Though the results of the research article could be used to support Julie Beck’s argument, the research article’s quotes should have been inserted in a more appropriate way. The research report did not take into account fresh food that had been shipped from countries thousands of miles away in their definition of ‘fresh’ produce. Therefore, the quote that seemingly summarizes the report’s findings is misleading. Though Rickman et al.’s research article could have supported Beck’s argument, she did not accurately represent the findings; the citation was misleading. Professional research articles are more accurate, but will only attract other professionals; popular articles are much more accessible, but often sacrifice truthfulness for simplicity. Thus, popularizations are necessary but should be read with a grain of salt. The analysis of rhetorical features in research articles versus popular articles is important to consider when we search for truth and simplicity.
Beck, Julie. “Don’t Worry So Much About Whether Your Food Is ‘Processed’”The Atlantic. 28 June. 2015. Web. 22 July. 2015.
Hyland, Ken. “Constructing proximity: Relating to readers in popular and professional science.” Journal of English for Academic Purposes. 2010. Pg. 116-127. Print.

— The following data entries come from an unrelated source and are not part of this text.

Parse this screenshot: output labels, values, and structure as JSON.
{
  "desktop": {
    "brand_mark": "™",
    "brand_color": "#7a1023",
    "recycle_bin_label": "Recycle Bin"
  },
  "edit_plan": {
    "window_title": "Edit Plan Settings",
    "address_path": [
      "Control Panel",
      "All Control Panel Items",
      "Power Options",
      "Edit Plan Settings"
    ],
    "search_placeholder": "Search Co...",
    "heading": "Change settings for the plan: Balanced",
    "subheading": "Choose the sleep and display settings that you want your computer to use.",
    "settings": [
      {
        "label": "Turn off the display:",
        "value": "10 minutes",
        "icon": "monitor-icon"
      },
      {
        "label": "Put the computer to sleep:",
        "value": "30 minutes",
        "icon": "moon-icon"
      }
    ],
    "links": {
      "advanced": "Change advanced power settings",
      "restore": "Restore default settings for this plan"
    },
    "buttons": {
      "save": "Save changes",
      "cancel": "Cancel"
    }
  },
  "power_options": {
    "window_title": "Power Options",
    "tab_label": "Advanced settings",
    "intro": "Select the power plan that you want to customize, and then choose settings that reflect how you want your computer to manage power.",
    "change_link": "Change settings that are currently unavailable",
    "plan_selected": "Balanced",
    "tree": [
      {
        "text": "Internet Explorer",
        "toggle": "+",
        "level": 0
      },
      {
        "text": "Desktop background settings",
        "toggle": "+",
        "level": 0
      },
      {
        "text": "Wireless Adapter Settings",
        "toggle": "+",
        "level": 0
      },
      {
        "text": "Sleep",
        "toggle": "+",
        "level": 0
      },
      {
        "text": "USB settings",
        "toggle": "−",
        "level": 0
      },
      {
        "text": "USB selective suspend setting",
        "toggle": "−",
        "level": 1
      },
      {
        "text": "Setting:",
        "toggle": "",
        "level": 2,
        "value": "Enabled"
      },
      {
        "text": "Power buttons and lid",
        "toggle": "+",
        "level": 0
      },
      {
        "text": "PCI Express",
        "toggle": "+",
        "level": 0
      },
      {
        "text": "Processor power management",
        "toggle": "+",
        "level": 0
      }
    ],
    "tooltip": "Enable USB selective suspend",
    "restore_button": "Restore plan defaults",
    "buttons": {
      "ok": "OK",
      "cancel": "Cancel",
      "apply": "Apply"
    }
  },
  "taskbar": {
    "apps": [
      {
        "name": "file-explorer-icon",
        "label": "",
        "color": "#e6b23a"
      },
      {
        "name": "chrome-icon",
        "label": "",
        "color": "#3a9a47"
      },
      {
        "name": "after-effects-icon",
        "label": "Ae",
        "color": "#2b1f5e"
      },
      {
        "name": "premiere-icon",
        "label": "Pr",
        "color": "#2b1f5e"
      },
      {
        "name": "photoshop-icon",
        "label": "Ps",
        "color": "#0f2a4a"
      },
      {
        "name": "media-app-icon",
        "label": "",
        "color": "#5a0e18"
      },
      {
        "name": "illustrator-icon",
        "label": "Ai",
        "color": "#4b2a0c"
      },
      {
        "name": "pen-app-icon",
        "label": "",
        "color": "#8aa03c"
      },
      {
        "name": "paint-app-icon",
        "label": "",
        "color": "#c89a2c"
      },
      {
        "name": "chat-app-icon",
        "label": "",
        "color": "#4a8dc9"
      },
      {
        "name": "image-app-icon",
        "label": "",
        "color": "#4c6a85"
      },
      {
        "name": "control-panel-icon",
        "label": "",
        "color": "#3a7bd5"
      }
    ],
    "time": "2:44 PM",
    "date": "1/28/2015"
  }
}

Rickman, Joy C., Barrett, Diane M, and Bruhn, Christine M. “Nutritional comparison of fresh, frozen and canned fruits and vegetables. Part 1. Vitamins C and B and phenolic compounds” Journal of the Science of Food and Agriculture. J Sci Food Agric 87:930–944 (2007). Print.